-------- Information provided --------

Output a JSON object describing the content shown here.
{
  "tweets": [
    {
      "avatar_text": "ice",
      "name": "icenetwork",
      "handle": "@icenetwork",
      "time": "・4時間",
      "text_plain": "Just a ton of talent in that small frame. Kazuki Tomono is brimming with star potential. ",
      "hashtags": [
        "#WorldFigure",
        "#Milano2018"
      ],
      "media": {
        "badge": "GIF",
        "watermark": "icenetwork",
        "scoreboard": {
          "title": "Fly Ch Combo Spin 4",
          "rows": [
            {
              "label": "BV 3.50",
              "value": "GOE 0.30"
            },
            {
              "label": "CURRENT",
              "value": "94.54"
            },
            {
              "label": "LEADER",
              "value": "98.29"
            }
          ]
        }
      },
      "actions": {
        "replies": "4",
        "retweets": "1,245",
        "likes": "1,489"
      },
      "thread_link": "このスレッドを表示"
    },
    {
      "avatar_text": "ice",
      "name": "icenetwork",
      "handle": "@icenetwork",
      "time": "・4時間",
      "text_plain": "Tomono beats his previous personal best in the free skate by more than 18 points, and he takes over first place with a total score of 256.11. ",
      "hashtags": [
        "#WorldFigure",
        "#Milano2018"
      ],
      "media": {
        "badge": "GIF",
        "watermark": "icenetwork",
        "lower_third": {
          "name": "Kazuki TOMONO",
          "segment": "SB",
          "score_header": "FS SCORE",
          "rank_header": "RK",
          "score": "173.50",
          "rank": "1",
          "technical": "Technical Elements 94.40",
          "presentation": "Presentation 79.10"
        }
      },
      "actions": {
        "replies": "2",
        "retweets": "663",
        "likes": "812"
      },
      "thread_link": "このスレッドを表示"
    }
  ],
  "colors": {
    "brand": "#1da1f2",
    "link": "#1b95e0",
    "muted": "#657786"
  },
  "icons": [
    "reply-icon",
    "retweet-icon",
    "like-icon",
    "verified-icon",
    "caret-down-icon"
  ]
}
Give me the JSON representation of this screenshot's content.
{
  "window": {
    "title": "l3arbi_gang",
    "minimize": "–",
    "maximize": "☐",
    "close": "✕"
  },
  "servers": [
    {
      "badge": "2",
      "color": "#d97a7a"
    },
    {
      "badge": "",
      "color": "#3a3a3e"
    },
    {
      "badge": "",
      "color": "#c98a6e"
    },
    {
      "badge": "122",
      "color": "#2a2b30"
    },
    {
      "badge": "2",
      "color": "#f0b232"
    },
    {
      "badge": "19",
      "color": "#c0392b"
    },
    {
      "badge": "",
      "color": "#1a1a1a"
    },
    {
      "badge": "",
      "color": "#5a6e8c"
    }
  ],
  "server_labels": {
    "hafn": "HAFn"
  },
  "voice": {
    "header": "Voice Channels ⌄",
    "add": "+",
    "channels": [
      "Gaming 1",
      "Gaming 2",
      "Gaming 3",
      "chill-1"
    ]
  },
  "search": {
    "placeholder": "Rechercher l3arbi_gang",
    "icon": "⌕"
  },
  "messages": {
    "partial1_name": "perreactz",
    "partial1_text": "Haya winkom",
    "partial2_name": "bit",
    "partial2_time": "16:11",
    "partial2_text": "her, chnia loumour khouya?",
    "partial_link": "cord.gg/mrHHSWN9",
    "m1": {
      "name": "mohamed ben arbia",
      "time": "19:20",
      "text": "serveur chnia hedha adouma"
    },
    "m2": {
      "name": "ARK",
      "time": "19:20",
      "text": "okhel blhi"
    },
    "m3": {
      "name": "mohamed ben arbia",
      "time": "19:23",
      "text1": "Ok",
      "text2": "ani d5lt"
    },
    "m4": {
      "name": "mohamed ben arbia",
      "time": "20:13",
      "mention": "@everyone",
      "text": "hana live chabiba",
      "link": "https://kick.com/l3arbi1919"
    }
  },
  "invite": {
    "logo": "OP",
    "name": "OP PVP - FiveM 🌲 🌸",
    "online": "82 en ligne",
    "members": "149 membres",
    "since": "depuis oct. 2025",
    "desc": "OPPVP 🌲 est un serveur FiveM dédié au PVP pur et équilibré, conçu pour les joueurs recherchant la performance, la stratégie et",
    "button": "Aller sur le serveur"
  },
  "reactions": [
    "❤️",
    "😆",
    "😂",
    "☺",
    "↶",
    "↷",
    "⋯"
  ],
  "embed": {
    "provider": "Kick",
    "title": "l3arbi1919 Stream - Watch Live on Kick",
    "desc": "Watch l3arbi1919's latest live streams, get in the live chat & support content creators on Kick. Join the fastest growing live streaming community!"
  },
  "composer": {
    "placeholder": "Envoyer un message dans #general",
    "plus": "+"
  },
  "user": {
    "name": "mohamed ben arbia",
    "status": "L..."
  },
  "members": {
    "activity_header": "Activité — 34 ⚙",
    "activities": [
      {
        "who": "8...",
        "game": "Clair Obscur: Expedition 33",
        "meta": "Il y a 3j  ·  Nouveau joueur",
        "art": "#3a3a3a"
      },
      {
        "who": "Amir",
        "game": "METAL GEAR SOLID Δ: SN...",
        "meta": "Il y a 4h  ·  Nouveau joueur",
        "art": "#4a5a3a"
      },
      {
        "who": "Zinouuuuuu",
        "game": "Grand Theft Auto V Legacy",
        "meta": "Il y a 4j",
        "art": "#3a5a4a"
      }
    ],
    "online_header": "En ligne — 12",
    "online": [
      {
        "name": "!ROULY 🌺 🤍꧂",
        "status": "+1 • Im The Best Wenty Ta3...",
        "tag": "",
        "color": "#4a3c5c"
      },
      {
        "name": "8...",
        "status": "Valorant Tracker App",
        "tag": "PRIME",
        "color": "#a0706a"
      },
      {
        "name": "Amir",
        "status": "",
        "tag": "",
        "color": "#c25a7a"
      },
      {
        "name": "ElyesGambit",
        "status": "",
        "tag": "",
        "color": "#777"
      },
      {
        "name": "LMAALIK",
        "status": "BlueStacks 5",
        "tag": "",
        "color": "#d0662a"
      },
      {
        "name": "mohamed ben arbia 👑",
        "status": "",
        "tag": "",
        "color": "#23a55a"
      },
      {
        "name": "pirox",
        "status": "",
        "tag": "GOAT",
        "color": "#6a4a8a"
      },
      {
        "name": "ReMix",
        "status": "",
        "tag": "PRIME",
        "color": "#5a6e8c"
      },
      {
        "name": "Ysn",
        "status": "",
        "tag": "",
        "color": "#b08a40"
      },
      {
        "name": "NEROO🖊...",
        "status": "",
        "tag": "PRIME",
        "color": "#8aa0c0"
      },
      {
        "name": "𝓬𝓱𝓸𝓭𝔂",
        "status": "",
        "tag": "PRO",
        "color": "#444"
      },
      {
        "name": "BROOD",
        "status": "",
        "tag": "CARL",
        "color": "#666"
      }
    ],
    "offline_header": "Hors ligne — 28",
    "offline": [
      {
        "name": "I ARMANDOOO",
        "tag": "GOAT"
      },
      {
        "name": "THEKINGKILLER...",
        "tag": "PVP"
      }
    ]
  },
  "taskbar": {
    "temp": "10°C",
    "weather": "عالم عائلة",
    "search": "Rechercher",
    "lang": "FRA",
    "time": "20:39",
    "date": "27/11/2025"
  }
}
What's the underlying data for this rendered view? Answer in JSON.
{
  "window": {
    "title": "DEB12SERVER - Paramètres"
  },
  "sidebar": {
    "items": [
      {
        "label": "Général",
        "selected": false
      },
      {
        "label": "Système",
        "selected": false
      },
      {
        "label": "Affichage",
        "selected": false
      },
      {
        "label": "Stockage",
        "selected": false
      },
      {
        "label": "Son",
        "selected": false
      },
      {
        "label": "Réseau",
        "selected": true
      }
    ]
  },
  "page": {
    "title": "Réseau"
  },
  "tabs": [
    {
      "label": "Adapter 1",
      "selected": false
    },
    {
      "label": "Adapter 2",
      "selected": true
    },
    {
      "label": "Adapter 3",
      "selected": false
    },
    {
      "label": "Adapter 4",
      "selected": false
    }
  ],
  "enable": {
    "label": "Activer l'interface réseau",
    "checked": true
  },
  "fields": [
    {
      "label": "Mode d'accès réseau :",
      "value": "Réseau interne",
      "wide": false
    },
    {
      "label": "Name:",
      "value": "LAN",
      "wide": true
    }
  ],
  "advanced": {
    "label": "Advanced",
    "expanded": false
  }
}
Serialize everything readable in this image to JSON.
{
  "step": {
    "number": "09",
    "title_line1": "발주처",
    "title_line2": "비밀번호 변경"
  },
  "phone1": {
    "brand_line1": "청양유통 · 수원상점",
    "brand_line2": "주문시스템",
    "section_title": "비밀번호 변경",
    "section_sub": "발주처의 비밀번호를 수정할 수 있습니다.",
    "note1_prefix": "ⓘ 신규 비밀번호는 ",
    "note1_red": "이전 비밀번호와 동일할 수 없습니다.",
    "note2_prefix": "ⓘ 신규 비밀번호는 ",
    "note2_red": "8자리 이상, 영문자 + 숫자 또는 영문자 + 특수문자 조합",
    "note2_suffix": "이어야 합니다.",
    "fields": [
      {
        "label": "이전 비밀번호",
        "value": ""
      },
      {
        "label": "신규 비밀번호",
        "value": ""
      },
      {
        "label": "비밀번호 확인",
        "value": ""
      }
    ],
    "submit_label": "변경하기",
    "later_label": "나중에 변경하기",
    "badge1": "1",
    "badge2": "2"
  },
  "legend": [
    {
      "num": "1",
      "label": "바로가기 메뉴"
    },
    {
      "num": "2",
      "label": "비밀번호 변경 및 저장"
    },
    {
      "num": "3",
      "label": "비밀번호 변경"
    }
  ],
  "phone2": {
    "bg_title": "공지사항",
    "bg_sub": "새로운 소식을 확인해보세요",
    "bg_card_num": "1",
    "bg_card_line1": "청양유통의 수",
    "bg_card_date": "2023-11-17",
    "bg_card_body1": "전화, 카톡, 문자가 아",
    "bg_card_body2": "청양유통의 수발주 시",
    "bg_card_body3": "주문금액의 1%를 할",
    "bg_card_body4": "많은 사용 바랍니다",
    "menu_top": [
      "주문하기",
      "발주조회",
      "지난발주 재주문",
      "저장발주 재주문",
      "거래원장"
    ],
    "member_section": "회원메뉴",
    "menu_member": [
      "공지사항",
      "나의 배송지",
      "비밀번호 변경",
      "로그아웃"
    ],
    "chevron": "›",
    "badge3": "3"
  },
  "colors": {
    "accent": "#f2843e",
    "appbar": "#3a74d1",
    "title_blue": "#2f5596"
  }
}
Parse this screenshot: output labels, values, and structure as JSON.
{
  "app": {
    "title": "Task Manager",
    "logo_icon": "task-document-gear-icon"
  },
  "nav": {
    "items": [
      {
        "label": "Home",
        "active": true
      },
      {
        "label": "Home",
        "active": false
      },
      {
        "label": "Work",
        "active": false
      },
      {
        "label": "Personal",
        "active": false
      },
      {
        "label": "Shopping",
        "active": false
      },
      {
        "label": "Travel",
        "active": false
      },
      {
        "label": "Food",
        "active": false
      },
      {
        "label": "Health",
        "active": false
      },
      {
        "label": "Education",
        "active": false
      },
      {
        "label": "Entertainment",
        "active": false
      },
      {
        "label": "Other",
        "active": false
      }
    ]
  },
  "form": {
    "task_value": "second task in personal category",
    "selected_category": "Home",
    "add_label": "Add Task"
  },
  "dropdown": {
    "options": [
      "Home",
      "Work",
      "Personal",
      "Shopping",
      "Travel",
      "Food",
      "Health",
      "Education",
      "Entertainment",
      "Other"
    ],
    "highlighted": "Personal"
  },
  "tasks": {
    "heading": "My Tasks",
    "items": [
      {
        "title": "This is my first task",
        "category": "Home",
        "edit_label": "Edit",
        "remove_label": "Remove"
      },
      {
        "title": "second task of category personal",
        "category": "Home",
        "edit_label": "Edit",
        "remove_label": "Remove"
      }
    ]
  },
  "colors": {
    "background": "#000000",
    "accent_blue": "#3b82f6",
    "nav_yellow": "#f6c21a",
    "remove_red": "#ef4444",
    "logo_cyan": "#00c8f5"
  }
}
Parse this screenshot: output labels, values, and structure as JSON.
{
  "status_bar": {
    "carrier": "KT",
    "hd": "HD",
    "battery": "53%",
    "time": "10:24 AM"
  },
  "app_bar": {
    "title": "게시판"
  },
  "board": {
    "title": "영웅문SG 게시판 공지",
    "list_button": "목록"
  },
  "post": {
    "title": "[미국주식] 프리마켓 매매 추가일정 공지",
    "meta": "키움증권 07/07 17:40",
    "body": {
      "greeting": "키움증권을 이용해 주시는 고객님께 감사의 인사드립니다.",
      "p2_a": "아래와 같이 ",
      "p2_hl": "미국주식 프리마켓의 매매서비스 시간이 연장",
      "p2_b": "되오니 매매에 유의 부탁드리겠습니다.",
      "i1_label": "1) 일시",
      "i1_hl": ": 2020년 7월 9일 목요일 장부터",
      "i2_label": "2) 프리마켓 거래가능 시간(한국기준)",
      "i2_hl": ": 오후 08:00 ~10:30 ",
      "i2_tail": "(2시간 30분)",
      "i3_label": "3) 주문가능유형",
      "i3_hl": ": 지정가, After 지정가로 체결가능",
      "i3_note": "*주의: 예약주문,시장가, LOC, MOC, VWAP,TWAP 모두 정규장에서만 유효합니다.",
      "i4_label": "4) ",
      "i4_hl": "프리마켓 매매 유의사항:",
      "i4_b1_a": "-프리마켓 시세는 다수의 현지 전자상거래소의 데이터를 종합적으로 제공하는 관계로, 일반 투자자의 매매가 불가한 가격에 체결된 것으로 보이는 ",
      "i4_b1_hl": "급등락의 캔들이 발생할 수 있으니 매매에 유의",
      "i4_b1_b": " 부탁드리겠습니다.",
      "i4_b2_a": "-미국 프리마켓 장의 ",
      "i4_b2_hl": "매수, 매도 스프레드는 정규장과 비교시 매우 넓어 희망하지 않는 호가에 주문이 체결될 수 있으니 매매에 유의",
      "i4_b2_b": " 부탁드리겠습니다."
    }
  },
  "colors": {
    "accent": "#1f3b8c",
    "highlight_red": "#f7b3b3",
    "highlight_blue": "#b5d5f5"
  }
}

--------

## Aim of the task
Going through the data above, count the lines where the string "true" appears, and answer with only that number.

## Written response
5